▶ Required action: Find how many lines in the listing below include the word "edges". Give that number only.

▶ Entries provided:
------------------------------------------------------------------------

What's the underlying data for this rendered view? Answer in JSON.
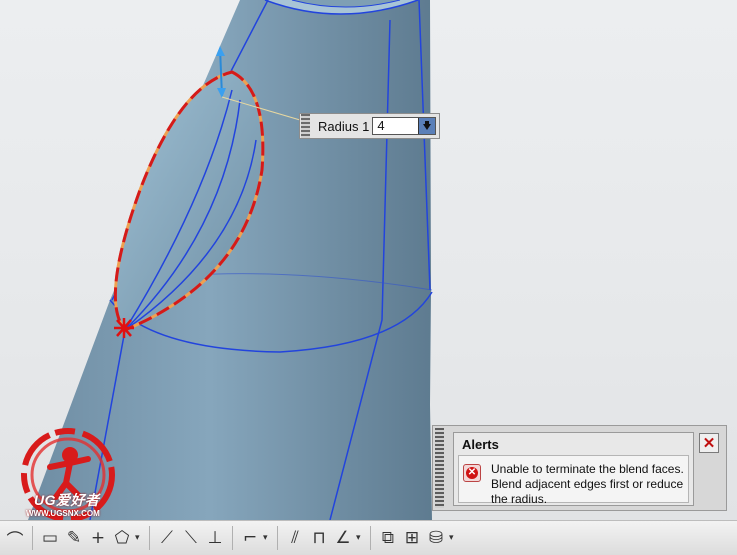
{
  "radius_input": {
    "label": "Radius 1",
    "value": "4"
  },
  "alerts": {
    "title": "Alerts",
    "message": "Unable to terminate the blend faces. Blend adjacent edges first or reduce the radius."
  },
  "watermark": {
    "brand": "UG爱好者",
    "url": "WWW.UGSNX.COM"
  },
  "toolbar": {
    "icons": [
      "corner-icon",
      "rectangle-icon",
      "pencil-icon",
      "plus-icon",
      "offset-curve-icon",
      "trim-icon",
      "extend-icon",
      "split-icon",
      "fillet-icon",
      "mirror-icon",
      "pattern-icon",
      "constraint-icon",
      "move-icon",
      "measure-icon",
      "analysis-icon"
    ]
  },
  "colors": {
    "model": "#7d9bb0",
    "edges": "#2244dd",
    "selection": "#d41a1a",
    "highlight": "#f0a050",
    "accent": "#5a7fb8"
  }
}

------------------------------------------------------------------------

▶ Response to this task: 2